But using drones to photograph empty homes is quite different from using them to peek inside an occupied dwelling. Last year, New York State Police arrested a man for flying his drone near a medical building in Ulster, New York. Patients inside the building complained of the drone hovering outside the windows, which led to charges that the man—a 50-year-old mobile-home salesman named David Beesmer—was deliberately spying into examination rooms and doctors’ offices. Beesmer claimed he was only test-flying his new drone and couldn’t see into the building’s tinted windows anyway. If convicted, he could have faced a year in jail.

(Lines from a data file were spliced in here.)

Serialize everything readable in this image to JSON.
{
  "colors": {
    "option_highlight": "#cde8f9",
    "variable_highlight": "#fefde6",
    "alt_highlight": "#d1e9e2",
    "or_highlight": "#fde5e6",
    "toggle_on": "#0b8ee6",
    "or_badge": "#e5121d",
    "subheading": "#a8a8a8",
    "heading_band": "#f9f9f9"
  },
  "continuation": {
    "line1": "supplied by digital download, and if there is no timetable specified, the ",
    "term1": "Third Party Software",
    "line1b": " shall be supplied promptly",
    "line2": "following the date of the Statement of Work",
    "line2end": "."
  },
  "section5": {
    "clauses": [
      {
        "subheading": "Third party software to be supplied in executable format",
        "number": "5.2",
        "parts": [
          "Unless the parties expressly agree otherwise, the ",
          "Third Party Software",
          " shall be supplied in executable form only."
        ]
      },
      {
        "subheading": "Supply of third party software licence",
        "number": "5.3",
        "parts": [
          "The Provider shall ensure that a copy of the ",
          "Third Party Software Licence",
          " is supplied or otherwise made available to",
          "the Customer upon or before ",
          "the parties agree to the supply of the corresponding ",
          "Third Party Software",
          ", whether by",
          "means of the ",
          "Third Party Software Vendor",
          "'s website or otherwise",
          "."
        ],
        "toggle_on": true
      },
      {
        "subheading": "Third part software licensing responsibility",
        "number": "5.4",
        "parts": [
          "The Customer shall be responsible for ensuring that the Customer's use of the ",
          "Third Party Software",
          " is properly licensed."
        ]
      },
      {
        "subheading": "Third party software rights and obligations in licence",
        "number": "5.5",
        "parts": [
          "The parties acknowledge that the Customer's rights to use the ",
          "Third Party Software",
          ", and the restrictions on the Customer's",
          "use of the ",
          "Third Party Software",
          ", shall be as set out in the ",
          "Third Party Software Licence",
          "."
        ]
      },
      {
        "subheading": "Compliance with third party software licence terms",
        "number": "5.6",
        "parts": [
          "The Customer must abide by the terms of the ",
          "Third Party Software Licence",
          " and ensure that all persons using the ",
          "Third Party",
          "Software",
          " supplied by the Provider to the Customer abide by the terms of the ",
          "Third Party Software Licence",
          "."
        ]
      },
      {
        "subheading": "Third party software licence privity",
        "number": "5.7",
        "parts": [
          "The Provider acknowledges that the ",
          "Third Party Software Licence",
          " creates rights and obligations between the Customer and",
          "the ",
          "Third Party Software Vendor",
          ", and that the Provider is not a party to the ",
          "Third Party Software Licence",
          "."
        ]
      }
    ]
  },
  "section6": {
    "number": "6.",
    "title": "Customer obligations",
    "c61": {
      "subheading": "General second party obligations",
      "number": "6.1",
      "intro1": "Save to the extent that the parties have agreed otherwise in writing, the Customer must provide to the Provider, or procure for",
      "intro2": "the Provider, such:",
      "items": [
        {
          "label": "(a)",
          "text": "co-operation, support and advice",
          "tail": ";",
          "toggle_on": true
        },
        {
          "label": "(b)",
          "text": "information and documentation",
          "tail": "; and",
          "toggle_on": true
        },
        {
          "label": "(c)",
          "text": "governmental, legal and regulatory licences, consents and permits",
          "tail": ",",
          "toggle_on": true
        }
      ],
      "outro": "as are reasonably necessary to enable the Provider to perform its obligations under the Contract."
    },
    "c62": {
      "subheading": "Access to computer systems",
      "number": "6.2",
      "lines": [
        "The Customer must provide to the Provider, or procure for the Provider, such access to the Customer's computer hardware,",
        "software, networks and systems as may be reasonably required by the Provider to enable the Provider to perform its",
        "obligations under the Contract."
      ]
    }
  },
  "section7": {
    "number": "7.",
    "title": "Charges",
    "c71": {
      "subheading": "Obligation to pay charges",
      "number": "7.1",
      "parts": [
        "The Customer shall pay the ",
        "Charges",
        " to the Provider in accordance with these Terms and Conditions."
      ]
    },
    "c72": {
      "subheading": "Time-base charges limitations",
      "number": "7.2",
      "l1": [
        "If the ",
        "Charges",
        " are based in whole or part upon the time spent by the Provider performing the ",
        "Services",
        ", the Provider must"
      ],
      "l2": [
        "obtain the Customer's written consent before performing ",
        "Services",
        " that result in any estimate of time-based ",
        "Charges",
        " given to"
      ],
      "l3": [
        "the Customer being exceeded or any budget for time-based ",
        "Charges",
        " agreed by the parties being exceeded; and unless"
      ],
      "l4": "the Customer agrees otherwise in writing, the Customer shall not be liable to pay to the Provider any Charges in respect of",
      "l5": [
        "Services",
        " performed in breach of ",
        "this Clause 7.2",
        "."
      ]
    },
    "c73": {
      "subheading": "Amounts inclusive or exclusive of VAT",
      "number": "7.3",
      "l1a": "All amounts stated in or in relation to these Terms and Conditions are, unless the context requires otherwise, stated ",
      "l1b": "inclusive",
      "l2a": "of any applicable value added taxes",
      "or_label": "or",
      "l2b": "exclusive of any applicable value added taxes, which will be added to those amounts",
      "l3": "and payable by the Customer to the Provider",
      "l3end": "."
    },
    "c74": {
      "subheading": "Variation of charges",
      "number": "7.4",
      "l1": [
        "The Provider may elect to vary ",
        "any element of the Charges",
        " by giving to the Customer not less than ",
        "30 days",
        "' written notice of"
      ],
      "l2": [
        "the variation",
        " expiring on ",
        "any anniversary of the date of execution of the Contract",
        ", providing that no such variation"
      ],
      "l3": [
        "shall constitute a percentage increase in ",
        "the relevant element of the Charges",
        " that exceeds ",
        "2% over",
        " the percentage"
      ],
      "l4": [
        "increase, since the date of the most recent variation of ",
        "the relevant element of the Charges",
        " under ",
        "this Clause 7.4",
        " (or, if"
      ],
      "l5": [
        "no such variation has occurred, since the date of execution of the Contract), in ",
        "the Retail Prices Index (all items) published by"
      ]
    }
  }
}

But a New York jury acquitted Beesmer of the charges yesterday, finding him not guilty of attempted unlawful surveillance. The ruling itself is not startling or even particularly significant: Beesmer was likely telling the truth when he said he wasn’t intentionally peeking into the building, and his actions were of little or no harm. But there are bigger implications to the results of this case—specifically, the fact that existing U.S. privacy laws were used to adjudicate a case about an entirely new breed of surveillance technology.
Beesmer’s attorney Eric Schneider told the Wall Street Journal that he believes government officials are overreacting to a new technology. But the power of unmanned aerial vehicles should not be understated. Most of these machines are affordable and as easy to acquire online these days as a new pair of shoes. They carry high-definition cameras that allow users to spy on anyone they want, from any angle. “Drone trespassing” and “drone stalking” were key concerns raised in a Congressional Service Report in 2013, which asked courts to begin considering how traditional crimes such as harassment, voyeurism, and wiretapping could be conducted in by a drone in domestic airspace. Supreme Court Justice Sonia Sotomayor publicly spoke out last year about the potential of drones to compromise personal privacy, adding that our modern-day “brave new world” commands citizens to now reconsider how much they cherish the protection of privacy.
In light of the technology’s surveillance prowess, some lawmakers and privacy advocates have been calling for new legislation that specifically deals with drone-related privacy. A handful of states have indeed passed these drone-specific privacy laws. But the Federal Aviation Administration has yet to draft clear, national regulations on drones for personal use, which means that blurry case-by-case circumstances like Beesmer’s will only continue to crop up in the courtroom.